Claiming to draw his inspiration from a spider’s web, Paine sought to liberate bridge design from the restrictions imposed by a semicircle. He concentrated his attention on what geometricians call the “chord of a circle”, which, simply put, is a straight line between two points on a circle. Using a chord meant that the height of the arch could be adjusted to the demands of the topology of the area to be spanned.

Goodbye, hump-backed bridges.

Convinced that he had cracked the problem, Paine applied for a patent on his idea, the application being granted on August 26, 1788 (patent No. 1667), specifically for a bridge, using his design, to span the river Don in Sheffield.

Despite having the patent to hand, the project was still born.

Desperate to raise some public interest in his design, Paine turned his attention to creating a 110 foot-long iron bridge, effectively a bridge to nowhere, on the bowling green of a public house, the London Stingo, in Lisson Green, on the edge of London’s Paddington.

Quite what the bowling fraternity thought of his erection is unrecorded.

Paine had interested Thomas Jefferson in the project. The Sage of Monticello was enthusiastic, convinced that Paine would build an arch of up to five hundred feet and that any bridge so constructed would soon cover its building costs in toll fees generated.
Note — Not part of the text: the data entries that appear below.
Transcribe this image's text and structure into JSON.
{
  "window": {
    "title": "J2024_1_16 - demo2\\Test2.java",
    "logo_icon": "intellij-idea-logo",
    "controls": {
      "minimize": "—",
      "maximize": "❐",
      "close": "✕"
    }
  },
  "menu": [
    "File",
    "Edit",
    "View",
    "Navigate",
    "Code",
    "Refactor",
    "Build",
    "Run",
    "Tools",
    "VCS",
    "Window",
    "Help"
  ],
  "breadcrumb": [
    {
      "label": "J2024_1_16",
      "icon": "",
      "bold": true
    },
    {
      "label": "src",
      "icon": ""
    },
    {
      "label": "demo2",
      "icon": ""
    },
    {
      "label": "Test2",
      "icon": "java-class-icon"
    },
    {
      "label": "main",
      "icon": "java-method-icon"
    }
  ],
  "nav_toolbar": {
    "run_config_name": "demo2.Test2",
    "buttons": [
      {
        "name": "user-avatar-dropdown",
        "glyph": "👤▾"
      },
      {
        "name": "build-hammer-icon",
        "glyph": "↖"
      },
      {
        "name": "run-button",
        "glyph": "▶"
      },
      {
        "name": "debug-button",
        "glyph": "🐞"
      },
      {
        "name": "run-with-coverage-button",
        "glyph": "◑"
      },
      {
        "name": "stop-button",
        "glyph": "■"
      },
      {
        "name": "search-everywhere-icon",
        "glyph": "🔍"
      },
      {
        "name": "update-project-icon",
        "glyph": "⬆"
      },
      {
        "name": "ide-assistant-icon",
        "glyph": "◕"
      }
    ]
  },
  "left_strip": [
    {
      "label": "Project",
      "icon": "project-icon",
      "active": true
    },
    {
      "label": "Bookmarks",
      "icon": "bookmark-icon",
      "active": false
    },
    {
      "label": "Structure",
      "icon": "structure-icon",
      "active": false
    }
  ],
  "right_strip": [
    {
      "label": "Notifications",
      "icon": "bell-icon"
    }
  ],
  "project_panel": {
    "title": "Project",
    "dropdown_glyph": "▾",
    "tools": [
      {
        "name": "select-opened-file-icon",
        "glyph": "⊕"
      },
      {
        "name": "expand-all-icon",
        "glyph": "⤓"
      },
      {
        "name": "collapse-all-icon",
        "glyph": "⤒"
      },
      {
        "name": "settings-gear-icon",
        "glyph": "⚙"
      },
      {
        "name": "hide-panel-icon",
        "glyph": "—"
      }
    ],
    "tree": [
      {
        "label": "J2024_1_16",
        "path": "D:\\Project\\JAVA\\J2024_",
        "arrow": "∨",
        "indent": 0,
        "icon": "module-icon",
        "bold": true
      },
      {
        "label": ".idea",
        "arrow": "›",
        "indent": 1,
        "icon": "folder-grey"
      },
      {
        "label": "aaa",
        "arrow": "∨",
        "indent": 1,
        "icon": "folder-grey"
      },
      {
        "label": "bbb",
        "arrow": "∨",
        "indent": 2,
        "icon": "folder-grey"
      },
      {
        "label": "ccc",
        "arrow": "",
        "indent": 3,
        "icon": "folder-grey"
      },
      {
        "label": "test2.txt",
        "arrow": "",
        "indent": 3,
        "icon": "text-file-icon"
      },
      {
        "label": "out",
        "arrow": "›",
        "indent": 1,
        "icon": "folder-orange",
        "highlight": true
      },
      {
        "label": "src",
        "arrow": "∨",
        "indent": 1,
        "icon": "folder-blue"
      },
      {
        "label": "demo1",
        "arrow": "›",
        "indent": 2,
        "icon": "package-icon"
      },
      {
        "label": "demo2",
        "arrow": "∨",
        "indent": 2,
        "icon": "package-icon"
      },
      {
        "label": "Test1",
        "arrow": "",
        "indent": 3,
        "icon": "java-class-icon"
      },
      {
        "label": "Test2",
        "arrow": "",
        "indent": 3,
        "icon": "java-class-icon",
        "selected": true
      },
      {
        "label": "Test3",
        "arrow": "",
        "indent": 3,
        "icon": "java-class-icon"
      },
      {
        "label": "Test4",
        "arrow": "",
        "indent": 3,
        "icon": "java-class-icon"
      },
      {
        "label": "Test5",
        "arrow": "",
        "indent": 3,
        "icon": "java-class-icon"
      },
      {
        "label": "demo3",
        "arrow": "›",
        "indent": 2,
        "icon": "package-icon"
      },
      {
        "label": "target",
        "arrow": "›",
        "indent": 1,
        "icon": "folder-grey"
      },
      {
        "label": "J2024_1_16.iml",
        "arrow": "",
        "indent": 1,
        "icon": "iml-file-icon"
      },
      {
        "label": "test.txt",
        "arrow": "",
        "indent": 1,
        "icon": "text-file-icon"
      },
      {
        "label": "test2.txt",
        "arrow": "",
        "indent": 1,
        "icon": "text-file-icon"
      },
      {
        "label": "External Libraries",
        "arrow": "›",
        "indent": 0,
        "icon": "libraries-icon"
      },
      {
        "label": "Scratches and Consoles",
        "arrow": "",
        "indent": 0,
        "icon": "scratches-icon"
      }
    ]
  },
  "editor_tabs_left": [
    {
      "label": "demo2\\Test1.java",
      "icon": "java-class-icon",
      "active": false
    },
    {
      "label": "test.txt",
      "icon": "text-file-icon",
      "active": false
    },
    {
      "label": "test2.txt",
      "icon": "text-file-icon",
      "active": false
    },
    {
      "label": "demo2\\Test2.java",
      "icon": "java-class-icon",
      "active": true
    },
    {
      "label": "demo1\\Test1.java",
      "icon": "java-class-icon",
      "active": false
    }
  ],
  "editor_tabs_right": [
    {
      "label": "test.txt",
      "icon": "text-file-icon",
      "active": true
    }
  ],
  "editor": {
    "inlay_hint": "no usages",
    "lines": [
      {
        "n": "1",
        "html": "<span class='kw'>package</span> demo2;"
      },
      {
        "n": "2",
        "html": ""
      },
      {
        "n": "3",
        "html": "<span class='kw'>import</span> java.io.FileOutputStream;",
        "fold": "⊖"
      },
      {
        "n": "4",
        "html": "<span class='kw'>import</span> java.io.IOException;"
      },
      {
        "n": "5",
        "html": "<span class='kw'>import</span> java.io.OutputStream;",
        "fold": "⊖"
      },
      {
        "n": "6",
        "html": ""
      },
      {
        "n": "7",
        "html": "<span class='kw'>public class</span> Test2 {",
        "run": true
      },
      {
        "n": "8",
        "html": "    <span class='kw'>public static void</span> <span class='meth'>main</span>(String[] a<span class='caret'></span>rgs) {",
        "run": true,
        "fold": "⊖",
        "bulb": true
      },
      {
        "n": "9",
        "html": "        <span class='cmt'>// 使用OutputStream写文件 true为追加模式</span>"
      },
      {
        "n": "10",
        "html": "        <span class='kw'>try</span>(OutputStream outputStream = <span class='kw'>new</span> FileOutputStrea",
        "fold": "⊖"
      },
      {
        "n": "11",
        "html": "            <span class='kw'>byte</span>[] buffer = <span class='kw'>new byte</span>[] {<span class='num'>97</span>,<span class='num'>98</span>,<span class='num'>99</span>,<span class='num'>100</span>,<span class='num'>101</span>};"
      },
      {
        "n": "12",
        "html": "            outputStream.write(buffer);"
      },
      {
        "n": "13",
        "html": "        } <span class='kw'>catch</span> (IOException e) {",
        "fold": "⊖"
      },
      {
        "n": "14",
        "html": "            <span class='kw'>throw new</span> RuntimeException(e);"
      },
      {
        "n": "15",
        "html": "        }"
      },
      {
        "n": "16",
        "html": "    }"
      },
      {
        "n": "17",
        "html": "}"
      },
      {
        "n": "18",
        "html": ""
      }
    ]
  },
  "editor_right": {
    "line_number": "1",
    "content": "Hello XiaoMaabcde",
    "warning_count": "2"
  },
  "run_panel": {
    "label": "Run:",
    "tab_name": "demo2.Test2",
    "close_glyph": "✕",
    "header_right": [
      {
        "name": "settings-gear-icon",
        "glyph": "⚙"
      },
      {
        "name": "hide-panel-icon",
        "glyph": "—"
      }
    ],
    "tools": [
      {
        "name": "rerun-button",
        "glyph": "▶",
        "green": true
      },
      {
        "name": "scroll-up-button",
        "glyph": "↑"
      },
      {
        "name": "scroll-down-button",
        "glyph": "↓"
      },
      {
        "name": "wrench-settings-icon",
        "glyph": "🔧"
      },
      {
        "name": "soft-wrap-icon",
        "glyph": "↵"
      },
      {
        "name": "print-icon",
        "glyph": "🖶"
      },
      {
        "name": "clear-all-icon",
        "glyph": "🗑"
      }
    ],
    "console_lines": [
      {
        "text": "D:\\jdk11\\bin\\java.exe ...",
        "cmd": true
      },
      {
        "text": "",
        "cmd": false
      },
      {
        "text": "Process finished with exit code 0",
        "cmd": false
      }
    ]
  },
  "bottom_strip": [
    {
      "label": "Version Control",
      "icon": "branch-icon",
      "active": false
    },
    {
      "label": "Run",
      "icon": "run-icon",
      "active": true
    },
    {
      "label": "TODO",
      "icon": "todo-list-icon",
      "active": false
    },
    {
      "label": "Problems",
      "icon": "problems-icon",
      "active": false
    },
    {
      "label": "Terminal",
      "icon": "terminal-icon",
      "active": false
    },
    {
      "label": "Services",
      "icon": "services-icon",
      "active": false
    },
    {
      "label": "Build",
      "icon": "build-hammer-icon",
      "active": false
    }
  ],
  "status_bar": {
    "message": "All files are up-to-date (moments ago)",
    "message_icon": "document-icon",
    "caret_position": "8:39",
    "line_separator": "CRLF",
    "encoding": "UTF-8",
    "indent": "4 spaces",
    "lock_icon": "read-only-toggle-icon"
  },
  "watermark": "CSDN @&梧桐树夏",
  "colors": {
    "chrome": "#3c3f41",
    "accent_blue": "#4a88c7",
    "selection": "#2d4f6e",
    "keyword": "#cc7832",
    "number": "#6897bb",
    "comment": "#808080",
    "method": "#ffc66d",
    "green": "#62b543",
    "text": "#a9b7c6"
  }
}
Work was started in May 1790 and completed in the September, eliciting a congratulatory note from Jefferson, “I congratulate you sincerely on the success of your bridge. I was sure of it before from theory: yet one likes to be assured from practice also.”

But fine words butter no parsnips.

No money was forthcoming to enable Paine to build a bridge to his new design across a river and, by October 1791, the structure was rusting. Disheartened, Paine suffered the ignominy of seeing his bridge dismantled and packed off to Yorkshire, some of the iron then being used to build a bridge spanning the River Wear in Sunderland in 1796, at 240 feet then the longest iron bridge in the world.

At least, the bowlers of the London Stingo got their green back.

By then, Paine had weightier matters on his mind. The Pitt administration, fearing a revolution at home, started to crackdown on agitators and dangerous sorts. With a warrant out for his arrest, Paine skipped across the Channel to France in September 1792.

It is a pity that there was no bridge to facilitate his escape.

If you enjoyed this, check out Fifty Clever Bastards by Martin Fone